Total Program Credits: 60-62


Notes:


1. Make sure your SUNY Gen. Ed.’s are from three different categories chosen from Social Sciences, The Arts, Foreign Language, American History, Western Civilization, or Other World Civilizations.

2. Check transfer requirements and consult with your academic advisor.

3. Choose three courses from BIO 205 , BIO 253 , CHE 205 /CHE 205L , CHE 206 /CHE 206L , PHY 103 , PHY 104 , PHY 105 , or PHY 205 .

Chemistry Specialization


Total Program Credits: 60


Notes:


1. Make sure your SUNY Gen. Ed.’s are from three different categories chosen from Social Sciences, The Arts, Foreign Language, American History, Western Civilization, or Other World Civilizations.

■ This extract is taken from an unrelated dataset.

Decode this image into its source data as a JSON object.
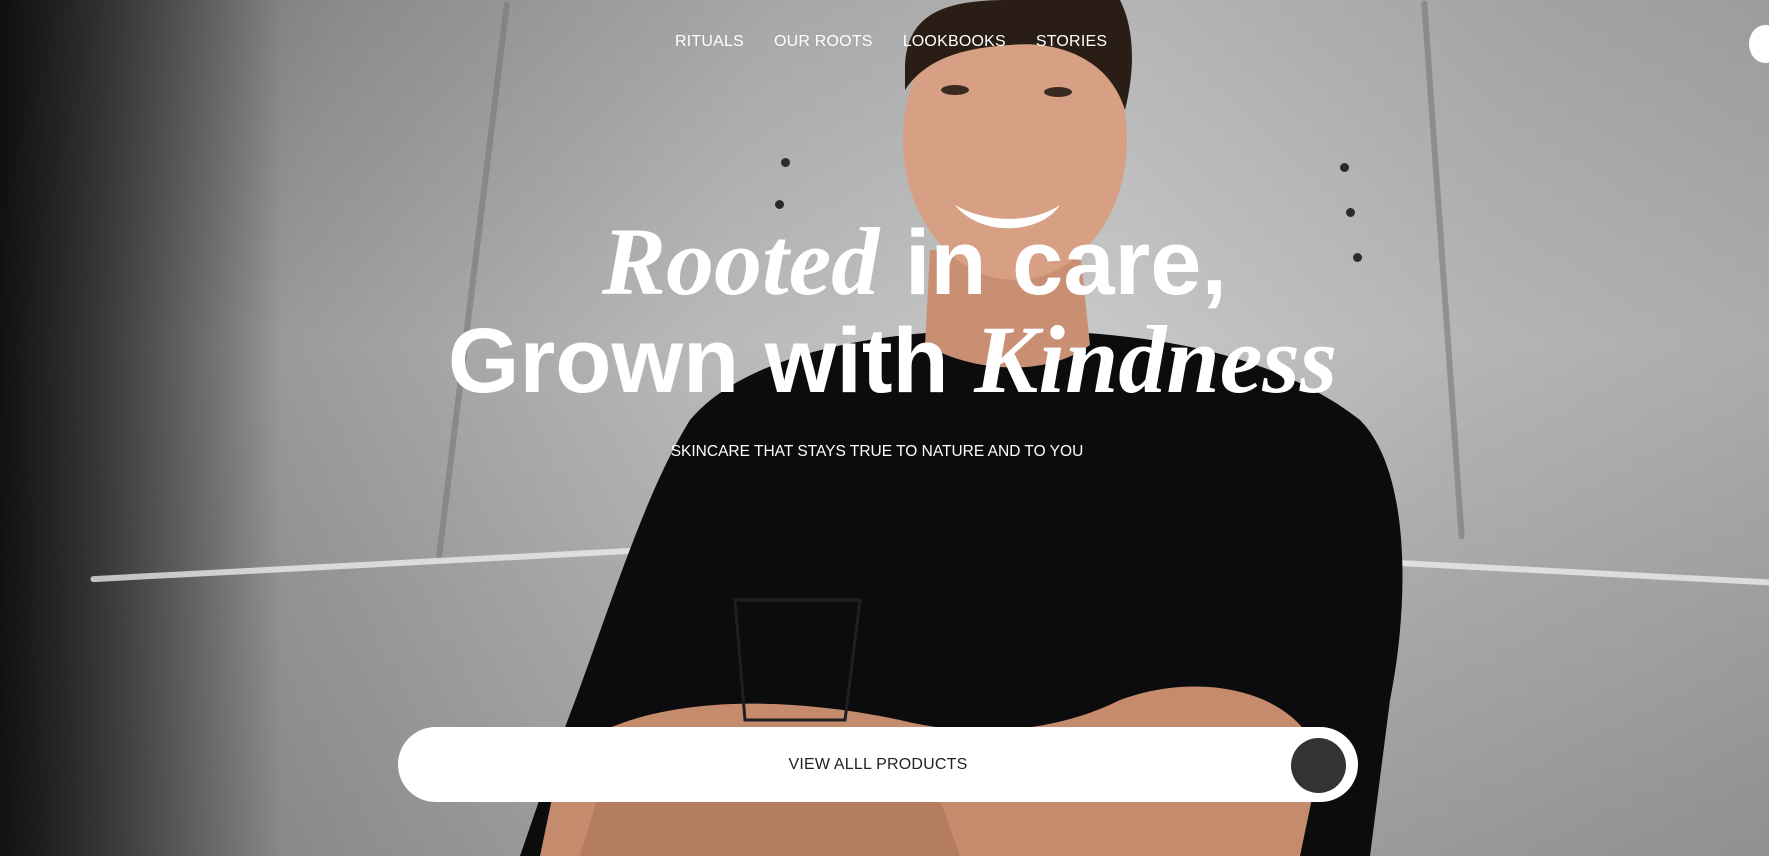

Geology Specialization


Total Credits: 31


Second Year


Total Credits: 29


Total Program Credits: 60


Notes:


1. Check transfer requirements and consult with your academic advisor.

2. Make sure your SUNY Gen. Ed.’s are from three different categories chosen from Social Sciences, The Arts, Foreign Language, American History, Western Civilization, or Other World Civilizations.

3. Geology students interested in paleontology can request to take BIO 152  out of sequence.

4. ENV 103 , ENV 104 , or CIS 125 .

Mathematics Specialization


First Year


Total Credits: 28


Second Year


Total Credits: 32-33


Total Program Credits: 60-61


Notes:


1. As a math major, we would recommend a sequence in Physics, but any of the following laboratory sequences are acceptable: BIO 151 -BIO 152 , GEO 151 /GEO 151L -GEO 152 /GEO 152L , PHY 103 -PHY 104 , PHY 105 -PHY 205 , or CHE 171 /CHE 171L -CHE 172 /CHE 172L .

2. Make sure your SUNY Gen. Ed.’s are from three different categories chosen from Social Sciences, The Arts, Foreign Language, American History, Western Civilization, or Other World Civilizations.

3. Check transfer requirements and consult with your academic advisor.

4. The department recommends CSC 110  or higher, or any Physics course.

Physics Specialization


Total Credits: 32


Second Year


Total Credits: 29


Total Program Credits: 61


Notes:


1. Make sure your SUNY Gen. Ed.’s are from three different categories chosen from Social Sciences, The Arts, Foreign Language, American History, Western Civilization, or Other World Civilizations.